## [PROBLEM]
Once a line is found to contain "icon", copy it out of the listing.

## [INPUT DATA]
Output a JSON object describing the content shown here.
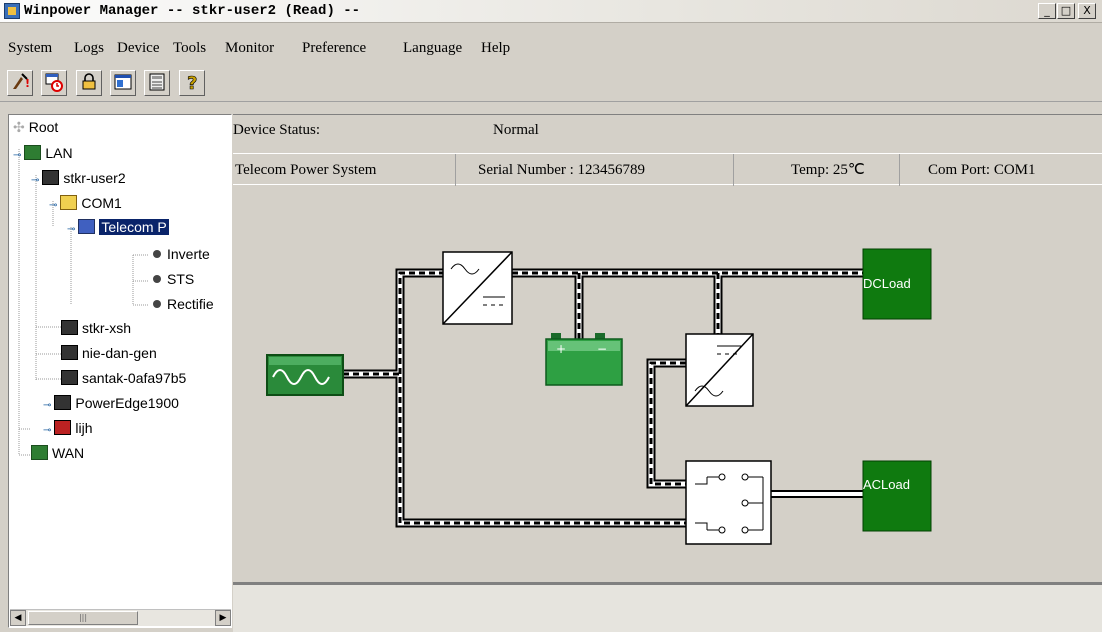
{
  "window": {
    "title": "Winpower Manager -- stkr-user2 (Read) --",
    "controls": [
      "_",
      "□",
      "X"
    ]
  },
  "menu": [
    "System",
    "Logs",
    "Device",
    "Tools",
    "Monitor",
    "Preference",
    "Language",
    "Help"
  ],
  "toolbar": {
    "buttons": [
      "wizard-icon",
      "schedule-icon",
      "lock-icon",
      "window-icon",
      "calculator-icon",
      "help-icon"
    ]
  },
  "tree": {
    "root": "Root",
    "lan": "LAN",
    "host1": "stkr-user2",
    "com": "COM1",
    "device": "Telecom P",
    "children": [
      "Inverte",
      "STS",
      "Rectifie"
    ],
    "hosts": [
      "stkr-xsh",
      "nie-dan-gen",
      "santak-0afa97b5",
      "PowerEdge1900",
      "lijh"
    ],
    "wan": "WAN"
  },
  "status": {
    "label": "Device Status:",
    "value": "Normal"
  },
  "info": {
    "system": "Telecom Power System",
    "serial": "Serial Number : 123456789",
    "temp": "Temp: 25℃",
    "port": "Com Port: COM1"
  },
  "diagram": {
    "dc_load": "DCLoad",
    "ac_load": "ACLoad",
    "battery_plus": "+",
    "battery_minus": "−"
  },
  "colors": {
    "load_green": "#1a8a1a",
    "battery_green": "#2ea043",
    "selection": "#0a246a"
  }
}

## [TASK ANSWER]
      "wizard-icon",
      "schedule-icon",
      "lock-icon",
      "window-icon",
      "calculator-icon",
      "help-icon"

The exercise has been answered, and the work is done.